Using Proxie Versions
Proxies are a very low-resolution copy of your footage that you can use in place for your full quality footage while you edit to reduce the processing demand on your computer.
To create proxies first select the footage in Premiere you want to edit, right-click and in the drop-down menu go to proxy and click create proxies. A new window will open where you can choose the format of your proxy.
You may want to choose the H.264 format with the H.264 Low-Resolution Proxy preset to keep the proxy file small. Keep the Destination next to the original media and click Okay.
Adobe Media Encoder will launch and automatically load all of your videos ready to create proxies. Once your proxies have been created you can use the toggle proxies button in Premiere to switch between using your full-quality video or the proxy version as you edit.
You may need to add the toggle proxies button to your program window if it's not in your current workspace already.
Disable The Clips You Don’t Currently Use
I am sure that almost nobody thinks of this when they are experiencing performance issues. The truth is that even if Premiere doesn’t show the video clips under the top track in the preview window, they are still being played in the background and thus take a lot of resources.
So the first and easiest step, in this case, is to simply right-click on the track that you don’t currently use and uncheck the Enable option. This way you make sure to save some of the resources without deleting the track itself.
You can also use the shortcut cmd+shift+e (ctrl+shift+e on Windows) to enable and disable clips instead of right-clicking on the track.
Avoid Extreme-Resolution Images
When importing Photos, try lowering the resolution of the file before adding them to your timeline.
Premiere Pro will work with the full resolution of each file. It will apply effects to the full resolution before scaling it down to your sequence size.
If you are editing at Full HD (1920x1080p) and import an 8K Jpeg image. Your graphics card gets loaded with this single 7680x4320 image. And let me tell you — that's about half a Gigabyte of data (530.84 Megabytes to be exact)!
Let's do the math here:
Stack 4 of those JPGs on top of each other. Then your dedicated amount of video memory just took a 2Gb hit. Yes, it eats away that fast!
Even a video card equipped with a decent 6 Gb will be easily maxed out at some point. How much VRAM does your graphics card have?
Point Media Cache To A Different Drive
From The Operational System
It’s considered best practice among professional editors to have their media cache saved on a separate drive. This is because you want your OS drive to be focused on delivering the best read/write performance for your OS and applications.
You can create another disk specifically for cache purposes and point the cache there. Even better you can install a separate SSD for the cache. The faster the cache drive the better.
This will ensure you maximum read/write speeds and less lag while working on your projects inside Premiere Pro.

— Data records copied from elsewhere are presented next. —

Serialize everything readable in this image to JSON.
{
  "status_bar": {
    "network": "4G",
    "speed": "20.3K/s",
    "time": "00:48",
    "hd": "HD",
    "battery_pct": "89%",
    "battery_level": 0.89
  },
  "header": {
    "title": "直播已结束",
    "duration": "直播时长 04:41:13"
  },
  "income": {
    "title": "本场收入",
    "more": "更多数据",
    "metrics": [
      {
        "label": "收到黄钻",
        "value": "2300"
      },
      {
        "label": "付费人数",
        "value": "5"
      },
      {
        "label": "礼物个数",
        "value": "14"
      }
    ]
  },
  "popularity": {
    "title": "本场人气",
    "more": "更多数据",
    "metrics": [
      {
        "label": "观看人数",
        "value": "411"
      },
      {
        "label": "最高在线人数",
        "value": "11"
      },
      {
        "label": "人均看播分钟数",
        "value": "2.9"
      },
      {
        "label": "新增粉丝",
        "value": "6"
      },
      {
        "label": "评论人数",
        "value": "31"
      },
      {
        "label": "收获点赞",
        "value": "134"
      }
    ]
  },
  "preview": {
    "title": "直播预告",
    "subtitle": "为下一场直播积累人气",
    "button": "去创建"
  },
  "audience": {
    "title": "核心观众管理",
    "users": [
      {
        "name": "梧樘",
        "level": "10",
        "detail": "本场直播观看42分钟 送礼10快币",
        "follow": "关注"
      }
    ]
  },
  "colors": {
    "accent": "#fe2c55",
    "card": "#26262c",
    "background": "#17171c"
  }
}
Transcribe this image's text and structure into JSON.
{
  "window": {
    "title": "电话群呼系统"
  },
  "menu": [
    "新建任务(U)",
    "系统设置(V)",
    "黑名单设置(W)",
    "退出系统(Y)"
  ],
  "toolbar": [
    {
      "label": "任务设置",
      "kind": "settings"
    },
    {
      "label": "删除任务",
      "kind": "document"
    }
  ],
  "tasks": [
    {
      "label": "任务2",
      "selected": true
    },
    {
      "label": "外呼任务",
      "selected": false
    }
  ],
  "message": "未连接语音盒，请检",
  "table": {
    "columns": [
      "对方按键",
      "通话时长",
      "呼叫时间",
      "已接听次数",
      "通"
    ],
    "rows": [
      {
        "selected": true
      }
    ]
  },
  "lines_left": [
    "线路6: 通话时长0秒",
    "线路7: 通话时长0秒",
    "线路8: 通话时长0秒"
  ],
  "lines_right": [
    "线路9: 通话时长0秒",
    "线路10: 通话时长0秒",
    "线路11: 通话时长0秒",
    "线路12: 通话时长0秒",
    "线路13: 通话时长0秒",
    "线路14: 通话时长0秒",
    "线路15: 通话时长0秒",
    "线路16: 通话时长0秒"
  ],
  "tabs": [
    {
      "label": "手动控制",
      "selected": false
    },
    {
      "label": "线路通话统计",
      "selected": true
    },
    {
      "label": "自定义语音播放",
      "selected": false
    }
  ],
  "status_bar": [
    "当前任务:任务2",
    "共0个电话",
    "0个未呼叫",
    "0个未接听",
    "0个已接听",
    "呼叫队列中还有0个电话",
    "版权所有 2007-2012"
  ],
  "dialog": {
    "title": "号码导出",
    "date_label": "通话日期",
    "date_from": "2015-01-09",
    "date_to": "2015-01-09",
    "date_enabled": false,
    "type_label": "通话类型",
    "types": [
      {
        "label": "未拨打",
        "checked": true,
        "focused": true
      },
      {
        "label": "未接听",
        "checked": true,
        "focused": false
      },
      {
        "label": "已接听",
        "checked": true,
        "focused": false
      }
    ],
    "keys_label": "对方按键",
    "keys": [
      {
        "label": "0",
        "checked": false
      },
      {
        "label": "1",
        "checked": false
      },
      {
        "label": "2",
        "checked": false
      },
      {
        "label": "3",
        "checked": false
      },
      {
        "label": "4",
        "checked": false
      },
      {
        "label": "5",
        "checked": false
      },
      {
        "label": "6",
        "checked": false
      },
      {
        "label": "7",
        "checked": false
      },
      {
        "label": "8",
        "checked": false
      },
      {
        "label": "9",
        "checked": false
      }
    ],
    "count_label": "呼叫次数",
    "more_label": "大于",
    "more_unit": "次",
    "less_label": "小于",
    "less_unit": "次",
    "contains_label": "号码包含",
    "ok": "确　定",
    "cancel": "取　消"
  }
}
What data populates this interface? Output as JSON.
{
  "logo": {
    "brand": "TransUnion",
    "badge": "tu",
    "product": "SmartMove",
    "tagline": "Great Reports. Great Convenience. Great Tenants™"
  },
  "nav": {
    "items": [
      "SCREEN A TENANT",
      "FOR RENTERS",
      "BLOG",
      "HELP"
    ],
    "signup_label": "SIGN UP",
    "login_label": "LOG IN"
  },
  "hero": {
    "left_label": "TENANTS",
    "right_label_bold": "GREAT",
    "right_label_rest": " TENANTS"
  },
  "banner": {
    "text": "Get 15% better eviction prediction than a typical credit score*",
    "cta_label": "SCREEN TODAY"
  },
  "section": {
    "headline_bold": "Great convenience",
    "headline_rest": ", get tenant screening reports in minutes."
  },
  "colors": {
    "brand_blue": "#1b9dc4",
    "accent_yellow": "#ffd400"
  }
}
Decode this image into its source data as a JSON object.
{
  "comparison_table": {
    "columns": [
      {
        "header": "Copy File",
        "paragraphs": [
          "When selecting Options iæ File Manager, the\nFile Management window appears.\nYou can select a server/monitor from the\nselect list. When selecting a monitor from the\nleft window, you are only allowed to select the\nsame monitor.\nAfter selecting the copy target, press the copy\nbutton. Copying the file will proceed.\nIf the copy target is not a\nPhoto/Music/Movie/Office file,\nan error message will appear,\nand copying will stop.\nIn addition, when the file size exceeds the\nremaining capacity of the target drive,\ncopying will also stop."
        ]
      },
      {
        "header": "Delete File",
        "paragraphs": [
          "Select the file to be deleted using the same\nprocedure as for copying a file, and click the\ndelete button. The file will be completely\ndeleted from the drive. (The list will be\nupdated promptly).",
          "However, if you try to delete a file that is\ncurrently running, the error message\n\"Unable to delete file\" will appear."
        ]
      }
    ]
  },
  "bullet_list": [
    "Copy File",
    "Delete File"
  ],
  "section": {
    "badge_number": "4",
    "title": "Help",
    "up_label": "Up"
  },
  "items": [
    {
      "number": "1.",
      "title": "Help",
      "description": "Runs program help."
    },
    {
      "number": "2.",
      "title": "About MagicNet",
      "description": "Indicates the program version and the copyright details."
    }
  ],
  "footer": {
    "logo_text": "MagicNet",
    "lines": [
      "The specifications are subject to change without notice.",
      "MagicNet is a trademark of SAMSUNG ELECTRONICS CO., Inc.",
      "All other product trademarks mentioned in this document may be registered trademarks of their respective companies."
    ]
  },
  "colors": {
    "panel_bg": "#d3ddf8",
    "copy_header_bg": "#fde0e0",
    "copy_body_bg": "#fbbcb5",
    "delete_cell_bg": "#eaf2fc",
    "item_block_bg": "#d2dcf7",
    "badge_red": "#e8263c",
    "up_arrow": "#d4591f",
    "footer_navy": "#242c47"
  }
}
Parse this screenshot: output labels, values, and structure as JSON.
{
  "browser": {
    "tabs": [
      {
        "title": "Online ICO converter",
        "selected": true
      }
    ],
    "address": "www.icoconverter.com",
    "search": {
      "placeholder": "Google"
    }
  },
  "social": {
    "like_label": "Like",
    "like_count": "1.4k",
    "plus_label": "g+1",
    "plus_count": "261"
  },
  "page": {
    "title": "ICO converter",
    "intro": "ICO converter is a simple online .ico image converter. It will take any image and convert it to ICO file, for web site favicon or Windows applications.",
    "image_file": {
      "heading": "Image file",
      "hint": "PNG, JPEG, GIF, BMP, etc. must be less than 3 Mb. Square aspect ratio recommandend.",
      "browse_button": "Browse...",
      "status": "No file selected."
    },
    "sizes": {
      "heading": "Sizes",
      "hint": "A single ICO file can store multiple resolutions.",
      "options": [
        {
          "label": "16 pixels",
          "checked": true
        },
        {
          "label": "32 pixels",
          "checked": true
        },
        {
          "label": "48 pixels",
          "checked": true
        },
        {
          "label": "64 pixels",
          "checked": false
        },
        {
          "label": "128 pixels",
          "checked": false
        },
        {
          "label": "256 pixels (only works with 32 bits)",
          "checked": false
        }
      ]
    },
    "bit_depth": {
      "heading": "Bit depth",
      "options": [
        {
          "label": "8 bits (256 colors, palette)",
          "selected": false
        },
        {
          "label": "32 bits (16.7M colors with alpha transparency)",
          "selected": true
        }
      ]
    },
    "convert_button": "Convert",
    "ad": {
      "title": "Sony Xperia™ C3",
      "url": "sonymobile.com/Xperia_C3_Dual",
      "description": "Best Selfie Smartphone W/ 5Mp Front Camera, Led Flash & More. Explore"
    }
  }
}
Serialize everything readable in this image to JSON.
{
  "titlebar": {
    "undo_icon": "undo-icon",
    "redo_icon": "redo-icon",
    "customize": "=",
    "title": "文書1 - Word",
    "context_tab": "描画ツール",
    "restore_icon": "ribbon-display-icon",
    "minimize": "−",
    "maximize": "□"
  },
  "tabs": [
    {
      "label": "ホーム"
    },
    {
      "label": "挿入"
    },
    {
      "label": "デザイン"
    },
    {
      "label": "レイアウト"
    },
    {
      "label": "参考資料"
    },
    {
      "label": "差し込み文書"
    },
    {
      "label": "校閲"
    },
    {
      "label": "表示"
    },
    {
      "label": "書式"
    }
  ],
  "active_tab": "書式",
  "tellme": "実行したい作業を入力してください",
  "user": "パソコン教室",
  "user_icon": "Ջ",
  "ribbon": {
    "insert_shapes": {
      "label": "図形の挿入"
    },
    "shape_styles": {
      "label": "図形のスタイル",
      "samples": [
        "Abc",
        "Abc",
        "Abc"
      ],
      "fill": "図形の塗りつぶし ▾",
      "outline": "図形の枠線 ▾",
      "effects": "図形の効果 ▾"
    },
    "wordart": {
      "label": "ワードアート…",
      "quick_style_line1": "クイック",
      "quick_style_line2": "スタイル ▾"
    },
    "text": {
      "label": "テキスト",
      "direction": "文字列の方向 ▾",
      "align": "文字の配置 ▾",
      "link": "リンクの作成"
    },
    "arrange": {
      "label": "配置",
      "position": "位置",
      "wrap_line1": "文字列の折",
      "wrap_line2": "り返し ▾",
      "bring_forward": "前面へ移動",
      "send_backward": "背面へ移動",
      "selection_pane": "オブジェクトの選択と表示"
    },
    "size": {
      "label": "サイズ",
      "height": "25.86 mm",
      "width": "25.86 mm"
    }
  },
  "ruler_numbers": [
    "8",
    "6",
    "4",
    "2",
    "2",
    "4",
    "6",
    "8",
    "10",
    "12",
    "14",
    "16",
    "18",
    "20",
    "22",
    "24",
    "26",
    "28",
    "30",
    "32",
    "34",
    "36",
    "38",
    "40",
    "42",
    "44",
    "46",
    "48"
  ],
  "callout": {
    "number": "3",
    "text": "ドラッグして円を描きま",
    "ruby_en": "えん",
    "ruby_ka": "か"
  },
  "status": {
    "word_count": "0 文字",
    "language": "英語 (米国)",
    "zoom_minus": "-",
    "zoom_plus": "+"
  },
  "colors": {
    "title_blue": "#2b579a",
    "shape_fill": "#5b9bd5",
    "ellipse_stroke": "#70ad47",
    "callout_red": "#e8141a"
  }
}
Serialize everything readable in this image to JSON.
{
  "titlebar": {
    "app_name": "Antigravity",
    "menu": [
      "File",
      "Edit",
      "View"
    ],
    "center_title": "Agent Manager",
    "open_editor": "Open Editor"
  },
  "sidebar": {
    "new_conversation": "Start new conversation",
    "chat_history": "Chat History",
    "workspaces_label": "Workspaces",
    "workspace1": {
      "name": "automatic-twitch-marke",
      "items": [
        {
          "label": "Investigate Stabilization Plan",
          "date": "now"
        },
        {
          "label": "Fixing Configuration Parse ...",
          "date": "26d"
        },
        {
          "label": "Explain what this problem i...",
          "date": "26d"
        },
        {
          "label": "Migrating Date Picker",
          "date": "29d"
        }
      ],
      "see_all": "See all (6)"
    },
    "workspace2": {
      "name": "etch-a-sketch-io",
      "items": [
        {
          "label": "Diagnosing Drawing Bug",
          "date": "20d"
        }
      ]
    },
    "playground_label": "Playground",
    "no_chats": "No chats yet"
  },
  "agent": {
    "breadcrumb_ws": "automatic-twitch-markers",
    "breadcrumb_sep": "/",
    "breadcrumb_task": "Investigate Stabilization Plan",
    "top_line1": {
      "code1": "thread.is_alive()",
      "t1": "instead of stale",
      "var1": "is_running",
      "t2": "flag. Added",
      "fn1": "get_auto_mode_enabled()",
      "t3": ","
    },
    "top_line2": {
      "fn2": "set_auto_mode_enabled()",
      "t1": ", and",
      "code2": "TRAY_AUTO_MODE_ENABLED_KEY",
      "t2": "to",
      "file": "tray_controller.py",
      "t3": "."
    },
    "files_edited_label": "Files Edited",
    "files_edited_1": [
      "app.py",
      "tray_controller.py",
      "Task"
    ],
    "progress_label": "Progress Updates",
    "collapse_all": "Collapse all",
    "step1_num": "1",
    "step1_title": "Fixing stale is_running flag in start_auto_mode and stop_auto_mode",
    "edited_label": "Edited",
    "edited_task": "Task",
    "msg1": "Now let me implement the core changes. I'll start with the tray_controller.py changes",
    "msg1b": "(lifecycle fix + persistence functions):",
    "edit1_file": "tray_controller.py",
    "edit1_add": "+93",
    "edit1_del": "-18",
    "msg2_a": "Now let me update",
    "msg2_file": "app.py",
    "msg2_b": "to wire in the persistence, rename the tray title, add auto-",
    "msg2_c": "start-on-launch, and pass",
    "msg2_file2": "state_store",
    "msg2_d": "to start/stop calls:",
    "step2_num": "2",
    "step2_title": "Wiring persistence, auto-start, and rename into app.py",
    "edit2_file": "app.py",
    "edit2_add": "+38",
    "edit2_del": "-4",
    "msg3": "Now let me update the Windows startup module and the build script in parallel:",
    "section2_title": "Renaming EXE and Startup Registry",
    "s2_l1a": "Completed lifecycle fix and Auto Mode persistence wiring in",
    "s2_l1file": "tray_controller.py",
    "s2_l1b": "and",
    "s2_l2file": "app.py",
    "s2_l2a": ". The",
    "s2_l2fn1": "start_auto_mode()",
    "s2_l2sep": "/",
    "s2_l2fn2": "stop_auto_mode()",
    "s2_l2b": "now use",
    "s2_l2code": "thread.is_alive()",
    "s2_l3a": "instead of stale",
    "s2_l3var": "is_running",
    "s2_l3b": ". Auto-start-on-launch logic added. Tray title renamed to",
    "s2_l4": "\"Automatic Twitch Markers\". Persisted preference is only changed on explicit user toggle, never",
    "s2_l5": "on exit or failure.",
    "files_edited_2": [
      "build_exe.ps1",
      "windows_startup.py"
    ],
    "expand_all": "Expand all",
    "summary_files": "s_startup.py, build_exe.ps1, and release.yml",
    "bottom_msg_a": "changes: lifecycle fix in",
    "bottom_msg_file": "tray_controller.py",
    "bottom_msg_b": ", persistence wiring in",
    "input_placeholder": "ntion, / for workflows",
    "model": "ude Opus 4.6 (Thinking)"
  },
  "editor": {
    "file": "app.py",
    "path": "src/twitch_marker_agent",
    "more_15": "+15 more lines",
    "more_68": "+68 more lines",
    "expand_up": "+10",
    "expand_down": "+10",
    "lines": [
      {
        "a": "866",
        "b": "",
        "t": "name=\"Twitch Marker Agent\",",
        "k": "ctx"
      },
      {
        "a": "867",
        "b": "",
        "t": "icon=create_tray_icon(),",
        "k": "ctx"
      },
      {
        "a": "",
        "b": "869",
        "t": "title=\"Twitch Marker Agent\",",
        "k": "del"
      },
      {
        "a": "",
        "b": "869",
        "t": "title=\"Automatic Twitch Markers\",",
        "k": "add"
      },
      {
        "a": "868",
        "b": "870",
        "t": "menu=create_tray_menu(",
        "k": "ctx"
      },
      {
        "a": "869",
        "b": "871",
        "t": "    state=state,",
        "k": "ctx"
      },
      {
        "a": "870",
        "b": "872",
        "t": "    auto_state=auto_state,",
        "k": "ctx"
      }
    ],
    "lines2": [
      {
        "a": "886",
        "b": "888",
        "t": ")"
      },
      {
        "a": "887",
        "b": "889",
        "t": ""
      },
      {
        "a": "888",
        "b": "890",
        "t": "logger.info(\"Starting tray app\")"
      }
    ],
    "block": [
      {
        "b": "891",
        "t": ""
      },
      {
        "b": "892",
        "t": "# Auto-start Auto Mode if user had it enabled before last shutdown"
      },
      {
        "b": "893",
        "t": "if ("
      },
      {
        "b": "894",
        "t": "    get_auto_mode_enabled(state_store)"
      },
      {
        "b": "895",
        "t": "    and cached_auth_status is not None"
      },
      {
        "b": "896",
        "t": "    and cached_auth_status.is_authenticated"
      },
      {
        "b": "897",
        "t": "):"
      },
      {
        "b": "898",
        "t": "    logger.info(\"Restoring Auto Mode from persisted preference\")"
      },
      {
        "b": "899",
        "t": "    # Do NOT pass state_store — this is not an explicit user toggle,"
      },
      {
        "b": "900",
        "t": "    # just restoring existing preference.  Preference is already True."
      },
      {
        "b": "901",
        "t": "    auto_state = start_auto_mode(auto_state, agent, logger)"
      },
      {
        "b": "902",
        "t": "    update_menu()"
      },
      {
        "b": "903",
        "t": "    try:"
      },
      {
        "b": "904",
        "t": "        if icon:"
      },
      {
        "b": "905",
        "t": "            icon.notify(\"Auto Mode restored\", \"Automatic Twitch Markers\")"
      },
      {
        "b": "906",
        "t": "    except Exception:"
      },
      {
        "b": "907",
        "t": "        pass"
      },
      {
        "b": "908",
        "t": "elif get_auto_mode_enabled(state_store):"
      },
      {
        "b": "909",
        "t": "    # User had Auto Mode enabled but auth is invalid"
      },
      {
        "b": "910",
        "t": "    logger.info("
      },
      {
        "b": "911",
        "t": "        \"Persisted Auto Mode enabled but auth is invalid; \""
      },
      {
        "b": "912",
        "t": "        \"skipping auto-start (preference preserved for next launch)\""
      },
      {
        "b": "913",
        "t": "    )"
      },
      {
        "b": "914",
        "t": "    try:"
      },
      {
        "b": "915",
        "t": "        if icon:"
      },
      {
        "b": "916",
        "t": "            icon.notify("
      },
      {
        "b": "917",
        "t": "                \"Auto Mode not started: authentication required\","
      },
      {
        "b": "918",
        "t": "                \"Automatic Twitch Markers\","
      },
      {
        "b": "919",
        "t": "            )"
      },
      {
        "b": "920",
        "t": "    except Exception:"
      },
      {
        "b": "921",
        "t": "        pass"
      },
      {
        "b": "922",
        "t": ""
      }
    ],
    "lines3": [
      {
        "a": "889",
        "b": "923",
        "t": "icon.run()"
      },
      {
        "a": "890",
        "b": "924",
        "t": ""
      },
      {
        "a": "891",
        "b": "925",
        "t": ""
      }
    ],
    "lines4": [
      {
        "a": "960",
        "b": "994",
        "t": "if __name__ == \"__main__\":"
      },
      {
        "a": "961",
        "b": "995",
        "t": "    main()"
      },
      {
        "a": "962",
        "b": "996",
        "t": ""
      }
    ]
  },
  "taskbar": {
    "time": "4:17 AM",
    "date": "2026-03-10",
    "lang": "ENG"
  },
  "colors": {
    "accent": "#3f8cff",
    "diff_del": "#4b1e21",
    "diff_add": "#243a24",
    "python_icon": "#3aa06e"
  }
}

Enable GPU Previewing
This is probably one of the most effective methods to increase Premiere Pro’s performance if you have a dedicated graphics card. Premiere can preview your video in real-time in 3 different ways: CPU (software only), OpenCL (AMD graphics cards), CUDA (Nvidia graphics cards), and Metal (if you’re using a Mac)
If you have a dedicated graphics card then head over to File/Project Settings/General and click on the renderer dropdown menu to select the appropriate GPU Acceleration option for your graphic card (OpenCL for AMD, or CUDA for Nvidia)
If you don’t have a dedicated graphics card in your system then think of buying one as it will sky-rocket the performance of all graphics-heavy software, Premiere Pro included. Here is a list of supported graphics card for Premiere Pro: https://helpx.adobe.com/premiere-pro/system-requirements.html#gpu-acceleration
Decrease Preview Resolution
The preview window is great because it allows us to real-time preview our timeline and how our masterpieces are looking before we export them to the format we need. However, there is something maybe not everyone knows - you don’t need the preview windows at its max resolution.
This is because unless your program monitor is displayed at full screen then the chances are that your monitor can’t display all of the pixels within the preview window, so it’s just taking a hit on the performance of your system. Make sure to use 1/2 or 1/4 from the dropdown menu.
Decreasing the resolution of the program monitor will greatly help your system’s performance and reduce any lagging issues you might have. This is especially true if you’re working with RAW format files!
Create Preview Renders
Have you ever had stutter blackback even though your timeline indicates full yellow GPU-accelerated playback? Whenever Premiere Pro is having a hard time playing back everything smoothly, you want to create Preview Renders.
A yellow render bar on your timeline is no guarantee for smooth playback. It only indicates the media and optional effects are GPU accelerated. But if you add 10 GPU accelerated effects, this will increase the load on your machine and will drop the playback performance at some point.
Create an in and outpoint on your time line. Then select “Render in to Out” from the Sequence-Menu. The selected part of your timeline will now be rendered. Yellows and Reds will now turn in to Green. Your preview renders are ready for smooth playback.
To Wrap It All Up
So the next time you have lagging issues with Premiere Pro, just try some (or all) of the methods our team recommends and experience the boost in performance for yourself!
You’ll be amazed at what difference there is by just implementing these quick, easy, and simple methods described above.
That being said, I hope this article will help you unleash your true editing skills, without any lags, glitches, or crashes!